Saved entries:
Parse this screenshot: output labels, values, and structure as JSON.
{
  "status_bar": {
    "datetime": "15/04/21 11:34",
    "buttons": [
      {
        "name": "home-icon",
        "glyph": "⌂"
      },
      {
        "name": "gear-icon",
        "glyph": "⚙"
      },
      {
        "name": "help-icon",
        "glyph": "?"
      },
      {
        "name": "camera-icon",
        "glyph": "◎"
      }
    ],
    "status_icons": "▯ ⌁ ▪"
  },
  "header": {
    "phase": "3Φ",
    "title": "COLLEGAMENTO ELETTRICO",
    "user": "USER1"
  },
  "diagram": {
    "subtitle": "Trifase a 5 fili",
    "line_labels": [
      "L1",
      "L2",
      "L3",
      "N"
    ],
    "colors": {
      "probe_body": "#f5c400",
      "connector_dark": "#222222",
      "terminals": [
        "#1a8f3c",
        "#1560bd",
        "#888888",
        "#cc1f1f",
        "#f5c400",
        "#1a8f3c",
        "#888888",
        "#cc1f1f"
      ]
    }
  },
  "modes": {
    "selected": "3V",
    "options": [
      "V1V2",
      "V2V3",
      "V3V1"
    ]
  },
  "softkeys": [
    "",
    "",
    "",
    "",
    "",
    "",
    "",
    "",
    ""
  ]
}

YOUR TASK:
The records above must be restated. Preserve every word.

TASK SOLUTION:
Parse this screenshot: output labels, values, and structure as JSON.
{
  "status_bar": {
    "datetime": "15/04/21 11:34",
    "buttons": [
      {
        "name": "home-icon",
        "glyph": "⌂"
      },
      {
        "name": "gear-icon",
        "glyph": "⚙"
      },
      {
        "name": "help-icon",
        "glyph": "?"
      },
      {
        "name": "camera-icon",
        "glyph": "◎"
      }
    ],
    "status_icons": "▯ ⌁ ▪"
  },
  "header": {
    "phase": "3Φ",
    "title": "COLLEGAMENTO ELETTRICO",
    "user": "USER1"
  },
  "diagram": {
    "subtitle": "Trifase a 5 fili",
    "line_labels": [
      "L1",
      "L2",
      "L3",
      "N"
    ],
    "colors": {
      "probe_body": "#f5c400",
      "connector_dark": "#222222",
      "terminals": [
        "#1a8f3c",
        "#1560bd",
        "#888888",
        "#cc1f1f",
        "#f5c400",
        "#1a8f3c",
        "#888888",
        "#cc1f1f"
      ]
    }
  },
  "modes": {
    "selected": "3V",
    "options": [
      "V1V2",
      "V2V3",
      "V3V1"
    ]
  },
  "softkeys": [
    "",
    "",
    "",
    "",
    "",
    "",
    "",
    "",
    ""
  ]
}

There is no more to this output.